What to produce =>
Reproduce every record precisely, leaving no line out.

Provided information =>

--------------------------------------------------

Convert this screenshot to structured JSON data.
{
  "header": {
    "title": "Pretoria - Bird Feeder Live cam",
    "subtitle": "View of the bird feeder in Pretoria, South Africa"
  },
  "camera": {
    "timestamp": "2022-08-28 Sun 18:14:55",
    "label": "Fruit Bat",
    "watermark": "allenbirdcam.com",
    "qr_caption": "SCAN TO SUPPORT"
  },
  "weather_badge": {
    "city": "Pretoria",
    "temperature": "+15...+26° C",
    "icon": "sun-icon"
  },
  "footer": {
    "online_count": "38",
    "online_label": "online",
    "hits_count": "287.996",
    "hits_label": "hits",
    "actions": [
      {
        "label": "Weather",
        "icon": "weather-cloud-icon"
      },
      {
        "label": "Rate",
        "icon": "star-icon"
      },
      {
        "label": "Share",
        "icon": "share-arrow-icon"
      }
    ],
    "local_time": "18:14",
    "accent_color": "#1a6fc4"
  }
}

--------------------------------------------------

Solution for this exercise =>
Convert this screenshot to structured JSON data.
{
  "header": {
    "title": "Pretoria - Bird Feeder Live cam",
    "subtitle": "View of the bird feeder in Pretoria, South Africa"
  },
  "camera": {
    "timestamp": "2022-08-28 Sun 18:14:55",
    "label": "Fruit Bat",
    "watermark": "allenbirdcam.com",
    "qr_caption": "SCAN TO SUPPORT"
  },
  "weather_badge": {
    "city": "Pretoria",
    "temperature": "+15...+26° C",
    "icon": "sun-icon"
  },
  "footer": {
    "online_count": "38",
    "online_label": "online",
    "hits_count": "287.996",
    "hits_label": "hits",
    "actions": [
      {
        "label": "Weather",
        "icon": "weather-cloud-icon"
      },
      {
        "label": "Rate",
        "icon": "star-icon"
      },
      {
        "label": "Share",
        "icon": "share-arrow-icon"
      }
    ],
    "local_time": "18:14",
    "accent_color": "#1a6fc4"
  }
}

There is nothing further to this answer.